Parents become quite upset if they suspect their child has been smoking. Kids constantly hear that smoking is unhealthy. Many have urged their parents to quit: “I’ll never smoke! It’s ugly and bad for you!” “People who smoke cigarettes are stupid!”

But some kids change their minds when they hit early adolescence. Peer pressure, curiosity, and the media can make smoking seem attractive. Kids who smoke at these ages are often just experimenting. They force themselves to inhale, then cough, feel nauseous, and stop. That’s usually the end of it.

However, some thirteen-year-olds begin to habitually smoke. They may be children with difficult home lives, little interest in school or activities, and a weak identity. Or there may be less obvious reasons why they’re attracted to smoking.

Sometimes a child will talk at home about classmates who smoke: “Just don’t tell their parents.” A child who speaks often about smokers may be testing her parents’ reaction. She doesn’t realize that, while her parents may be only mildly interested in another youngster’s smoking, they would be furious if their child started.

Aside from a desire to experiment, kids these ages may smoke because they think it makes them seem “cooler” and older. Slick advertising campaigns tend to further this myth.

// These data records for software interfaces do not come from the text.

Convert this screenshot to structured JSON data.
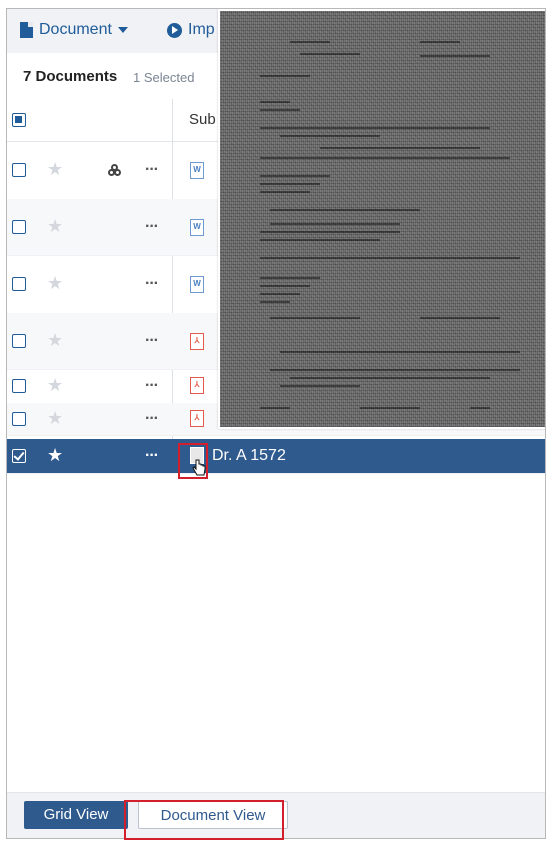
{
  "toolbar": {
    "document_label": "Document",
    "import_label": "Imp"
  },
  "summary": {
    "count_label": "7 Documents",
    "selected_label": "1 Selected"
  },
  "table": {
    "header_subject": "Sub",
    "rows": [
      {
        "type": "word",
        "linked": true,
        "starred": false,
        "checked": false
      },
      {
        "type": "word",
        "linked": false,
        "starred": false,
        "checked": false
      },
      {
        "type": "word",
        "linked": false,
        "starred": false,
        "checked": false
      },
      {
        "type": "pdf",
        "linked": false,
        "starred": false,
        "checked": false
      },
      {
        "type": "pdf",
        "linked": false,
        "starred": false,
        "checked": false
      },
      {
        "type": "pdf",
        "linked": false,
        "starred": false,
        "checked": false
      },
      {
        "type": "image",
        "linked": false,
        "starred": true,
        "checked": true,
        "name": "Dr. A 1572"
      }
    ]
  },
  "icons": {
    "word": "W",
    "pdf": "PDF",
    "more": "···",
    "star": "★"
  },
  "footer": {
    "grid_view_label": "Grid View",
    "document_view_label": "Document View"
  },
  "colors": {
    "accent": "#2f5a8e",
    "highlight": "#d21f2b"
  }
}
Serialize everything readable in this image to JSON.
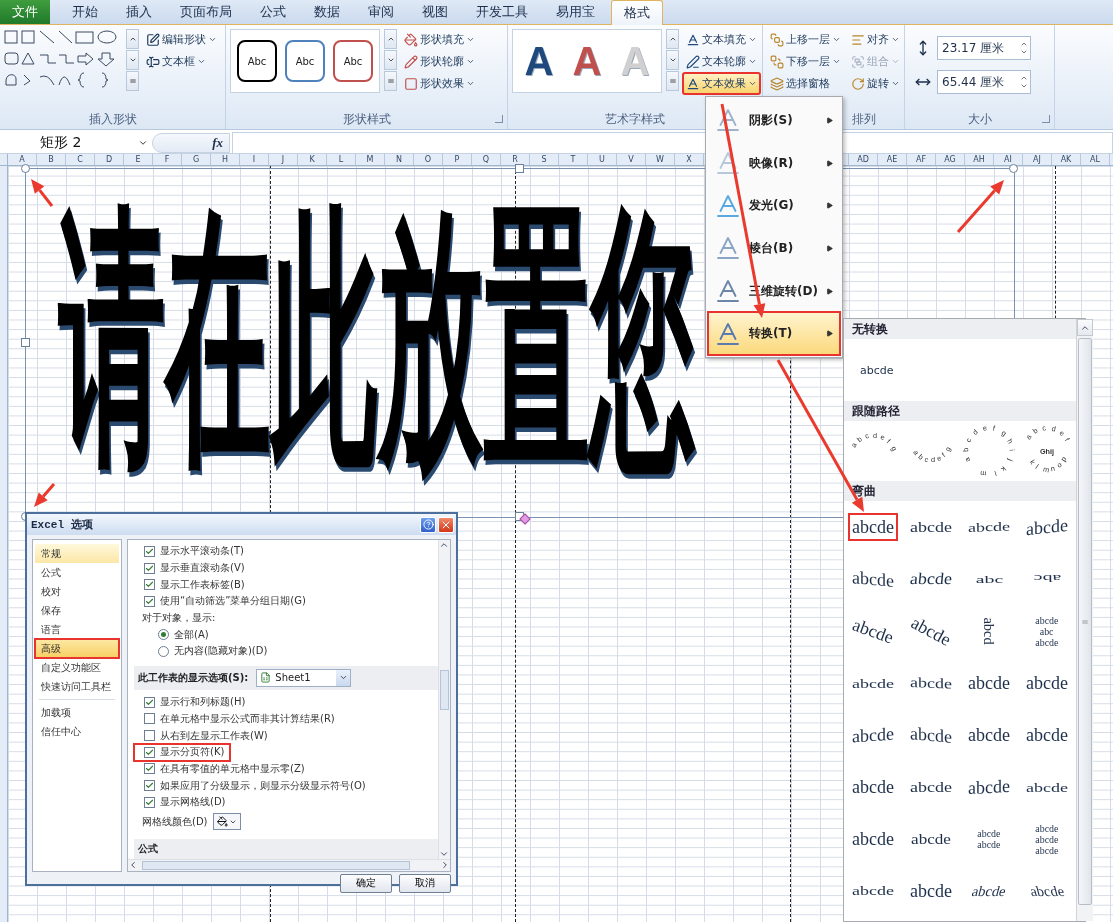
{
  "tabs": [
    {
      "label": "文件",
      "kind": "file",
      "selected": false
    },
    {
      "label": "开始",
      "kind": "tab",
      "selected": false
    },
    {
      "label": "插入",
      "kind": "tab",
      "selected": false
    },
    {
      "label": "页面布局",
      "kind": "tab",
      "selected": false
    },
    {
      "label": "公式",
      "kind": "tab",
      "selected": false
    },
    {
      "label": "数据",
      "kind": "tab",
      "selected": false
    },
    {
      "label": "审阅",
      "kind": "tab",
      "selected": false
    },
    {
      "label": "视图",
      "kind": "tab",
      "selected": false
    },
    {
      "label": "开发工具",
      "kind": "tab",
      "selected": false
    },
    {
      "label": "易用宝",
      "kind": "tab",
      "selected": false
    },
    {
      "label": "格式",
      "kind": "tab",
      "selected": true
    }
  ],
  "ribbon": {
    "insert_shapes": {
      "label": "插入形状",
      "buttons": [
        "编辑形状",
        "文本框"
      ]
    },
    "shape_styles": {
      "label": "形状样式",
      "styles": [
        {
          "text": "Abc",
          "color": "#000000"
        },
        {
          "text": "Abc",
          "color": "#4f81bd"
        },
        {
          "text": "Abc",
          "color": "#c0504d"
        }
      ],
      "buttons": [
        "形状填充",
        "形状轮廓",
        "形状效果"
      ]
    },
    "wordart_styles": {
      "label": "艺术字样式",
      "styles": [
        {
          "text": "A",
          "color": "#1f497d"
        },
        {
          "text": "A",
          "color": "#c0504d"
        },
        {
          "text": "A",
          "color": "#d0d0d0"
        }
      ],
      "buttons": [
        {
          "label": "文本填充",
          "active": false,
          "marked": false
        },
        {
          "label": "文本轮廓",
          "active": false,
          "marked": false
        },
        {
          "label": "文本效果",
          "active": true,
          "marked": true
        }
      ]
    },
    "arrange": {
      "label": "排列",
      "buttons": [
        {
          "label": "上移一层",
          "disabled": false,
          "dropdown": true
        },
        {
          "label": "下移一层",
          "disabled": false,
          "dropdown": true
        },
        {
          "label": "选择窗格",
          "disabled": false,
          "dropdown": false
        },
        {
          "label": "对齐",
          "disabled": false,
          "dropdown": true
        },
        {
          "label": "组合",
          "disabled": true,
          "dropdown": true
        },
        {
          "label": "旋转",
          "disabled": false,
          "dropdown": true
        }
      ]
    },
    "size": {
      "label": "大小",
      "fields": [
        {
          "kind": "height",
          "value": "23.17 厘米"
        },
        {
          "kind": "width",
          "value": "65.44 厘米"
        }
      ]
    }
  },
  "formula_bar": {
    "name_box": "矩形 2",
    "fx": "fx"
  },
  "columns_left": [
    "A",
    "B",
    "C",
    "D",
    "E",
    "F",
    "G",
    "H",
    "I",
    "J",
    "K",
    "L",
    "M",
    "N",
    "O",
    "P",
    "Q",
    "R",
    "S",
    "T",
    "U",
    "V",
    "W",
    "X"
  ],
  "columns_right": [
    "AD",
    "AE",
    "AF",
    "AG",
    "AH",
    "AI",
    "AJ",
    "AK",
    "AL"
  ],
  "wordart": {
    "text": "请在此放置您"
  },
  "menu": {
    "items": [
      {
        "label": "阴影(S)",
        "highlighted": false,
        "marked": false
      },
      {
        "label": "映像(R)",
        "highlighted": false,
        "marked": false
      },
      {
        "label": "发光(G)",
        "highlighted": false,
        "marked": false
      },
      {
        "label": "棱台(B)",
        "highlighted": false,
        "marked": false
      },
      {
        "label": "三维旋转(D)",
        "highlighted": false,
        "marked": false
      },
      {
        "label": "转换(T)",
        "highlighted": true,
        "marked": true
      }
    ]
  },
  "gallery": {
    "sections": [
      {
        "title": "无转换",
        "kind": "plain",
        "items": [
          {
            "kind": "plain",
            "lines": [
              "abcde"
            ],
            "marked": false
          }
        ]
      },
      {
        "title": "跟随路径",
        "kind": "path",
        "items": [
          {
            "kind": "arch-up",
            "lines": [
              "abcdefg"
            ],
            "marked": false
          },
          {
            "kind": "arch-down",
            "lines": [
              "abcdefg"
            ],
            "marked": false
          },
          {
            "kind": "circle",
            "lines": [
              "abcdefghijklm"
            ],
            "marked": false
          },
          {
            "kind": "button",
            "lines": [
              "abcdef",
              "Ghij",
              "klmnop"
            ],
            "marked": false
          }
        ]
      },
      {
        "title": "弯曲",
        "kind": "warp",
        "items": [
          {
            "kind": "warp",
            "lines": [
              "abcde"
            ],
            "marked": true
          },
          {
            "kind": "warp",
            "lines": [
              "abcde"
            ],
            "marked": false
          },
          {
            "kind": "warp",
            "lines": [
              "abcde"
            ],
            "marked": false
          },
          {
            "kind": "warp",
            "lines": [
              "abcde"
            ],
            "marked": false
          },
          {
            "kind": "warp",
            "lines": [
              "abcde"
            ],
            "marked": false
          },
          {
            "kind": "warp",
            "lines": [
              "abcde"
            ],
            "marked": false
          },
          {
            "kind": "warp",
            "lines": [
              "abc"
            ],
            "marked": false
          },
          {
            "kind": "warp",
            "lines": [
              "abc"
            ],
            "marked": false
          },
          {
            "kind": "warp",
            "lines": [
              "abcde"
            ],
            "marked": false
          },
          {
            "kind": "warp",
            "lines": [
              "abcde"
            ],
            "marked": false
          },
          {
            "kind": "warp",
            "lines": [
              "abcd"
            ],
            "marked": false
          },
          {
            "kind": "warp",
            "lines": [
              "abcde",
              "abc",
              "abcde"
            ],
            "marked": false
          },
          {
            "kind": "warp",
            "lines": [
              "abcde"
            ],
            "marked": false
          },
          {
            "kind": "warp",
            "lines": [
              "abcde"
            ],
            "marked": false
          },
          {
            "kind": "warp",
            "lines": [
              "abcde"
            ],
            "marked": false
          },
          {
            "kind": "warp",
            "lines": [
              "abcde"
            ],
            "marked": false
          },
          {
            "kind": "warp",
            "lines": [
              "abcde"
            ],
            "marked": false
          },
          {
            "kind": "warp",
            "lines": [
              "abcde"
            ],
            "marked": false
          },
          {
            "kind": "warp",
            "lines": [
              "abcde"
            ],
            "marked": false
          },
          {
            "kind": "warp",
            "lines": [
              "abcde"
            ],
            "marked": false
          },
          {
            "kind": "warp",
            "lines": [
              "abcde"
            ],
            "marked": false
          },
          {
            "kind": "warp",
            "lines": [
              "abcde"
            ],
            "marked": false
          },
          {
            "kind": "warp",
            "lines": [
              "abcde"
            ],
            "marked": false
          },
          {
            "kind": "warp",
            "lines": [
              "abcde"
            ],
            "marked": false
          },
          {
            "kind": "warp",
            "lines": [
              "abcde"
            ],
            "marked": false
          },
          {
            "kind": "warp",
            "lines": [
              "abcde"
            ],
            "marked": false
          },
          {
            "kind": "warp",
            "lines": [
              "abcde",
              "abcde"
            ],
            "marked": false
          },
          {
            "kind": "warp",
            "lines": [
              "abcde",
              "abcde",
              "abcde"
            ],
            "marked": false
          },
          {
            "kind": "warp",
            "lines": [
              "abcde"
            ],
            "marked": false
          },
          {
            "kind": "warp",
            "lines": [
              "abcde"
            ],
            "marked": false
          },
          {
            "kind": "warp",
            "lines": [
              "abcde"
            ],
            "marked": false
          },
          {
            "kind": "warp",
            "lines": [
              "abcde"
            ],
            "marked": false
          }
        ]
      }
    ]
  },
  "dialog": {
    "title": "Excel 选项",
    "nav_groups": [
      {
        "items": [
          {
            "label": "常规",
            "selected": false,
            "hovered": true,
            "marked": false
          },
          {
            "label": "公式",
            "selected": false,
            "hovered": false,
            "marked": false
          },
          {
            "label": "校对",
            "selected": false,
            "hovered": false,
            "marked": false
          },
          {
            "label": "保存",
            "selected": false,
            "hovered": false,
            "marked": false
          },
          {
            "label": "语言",
            "selected": false,
            "hovered": false,
            "marked": false
          },
          {
            "label": "高级",
            "selected": true,
            "hovered": false,
            "marked": true
          },
          {
            "label": "自定义功能区",
            "selected": false,
            "hovered": false,
            "marked": false
          },
          {
            "label": "快速访问工具栏",
            "selected": false,
            "hovered": false,
            "marked": false
          }
        ]
      },
      {
        "items": [
          {
            "label": "加载项",
            "selected": false,
            "hovered": false,
            "marked": false
          },
          {
            "label": "信任中心",
            "selected": false,
            "hovered": false,
            "marked": false
          }
        ]
      }
    ],
    "options": [
      {
        "kind": "checkbox",
        "label": "显示水平滚动条(T)",
        "checked": true,
        "marked": false
      },
      {
        "kind": "checkbox",
        "label": "显示垂直滚动条(V)",
        "checked": true,
        "marked": false
      },
      {
        "kind": "checkbox",
        "label": "显示工作表标签(B)",
        "checked": true,
        "marked": false
      },
      {
        "kind": "checkbox",
        "label": "使用“自动筛选”菜单分组日期(G)",
        "checked": true,
        "marked": false
      },
      {
        "kind": "label",
        "label": "对于对象，显示:"
      },
      {
        "kind": "radio",
        "label": "全部(A)",
        "selected": true
      },
      {
        "kind": "radio",
        "label": "无内容(隐藏对象)(D)",
        "selected": false
      },
      {
        "kind": "section",
        "label": "此工作表的显示选项(S):",
        "value": "Sheet1"
      },
      {
        "kind": "checkbox",
        "label": "显示行和列标题(H)",
        "checked": true,
        "marked": false
      },
      {
        "kind": "checkbox",
        "label": "在单元格中显示公式而非其计算结果(R)",
        "checked": false,
        "marked": false
      },
      {
        "kind": "checkbox",
        "label": "从右到左显示工作表(W)",
        "checked": false,
        "marked": false
      },
      {
        "kind": "checkbox",
        "label": "显示分页符(K)",
        "checked": true,
        "marked": true
      },
      {
        "kind": "checkbox",
        "label": "在具有零值的单元格中显示零(Z)",
        "checked": true,
        "marked": false
      },
      {
        "kind": "checkbox",
        "label": "如果应用了分级显示，则显示分级显示符号(O)",
        "checked": true,
        "marked": false
      },
      {
        "kind": "checkbox",
        "label": "显示网格线(D)",
        "checked": true,
        "marked": false
      },
      {
        "kind": "color",
        "label": "网格线颜色(D)"
      },
      {
        "kind": "header",
        "label": "公式"
      }
    ],
    "buttons": [
      "确定",
      "取消"
    ]
  }
}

A child may know about the health risks associated with tobacco, but she’ll smoke anyway because she doesn’t believe bad things will happen to her.

Young adolescents are focused on the here and now. They think, “Teenagers don’t get lung cancer.” The more support a young smoker has from her peers, the less likely she is to think about future problems.

If you find out your child has experimented with tobacco, express your firm disapproval, talk about the harmful effects, and then—if she’s stopped smoking—let the matter drop, although you need to keep a watchful eye on her.

However, if you suspect that your child is becoming a regular smoker, treat her habit as a serious problem. Verify her smoking by searching her room for cigarettes and matches. Most children don’t hide things very well. Confront her: “I smell smoke when you come in the house”. “I found a cigarette lighter in your jacket pocket.” If she lies, don’t accept what she says, even though you might prefer to avoid the issue.

Set firm limits and consequences: “I’m very angry and disappointed.” “You made a bad choice and I won’t accept it.” “Smoking at your age is terrible.” Take privileges and allowance away if you think that will be effective. Talk about the major risks of smoking, and about the other problems smoking causes, such as stained teeth, an unpleasant odor, and lack of wind for sports. These immediate effects might impress her more than long-range threats to her health.

If necessary, change some of your own behavior. Give up smoking. Spend more time with your child and work on creating a strong, positive relationship with her. Monitor her activities and friendships, and consider telling her friends’ parents about the problem. Be persistent—the temptation to smoke will only increase as your child moves through adolescence.

Picture Credit : Google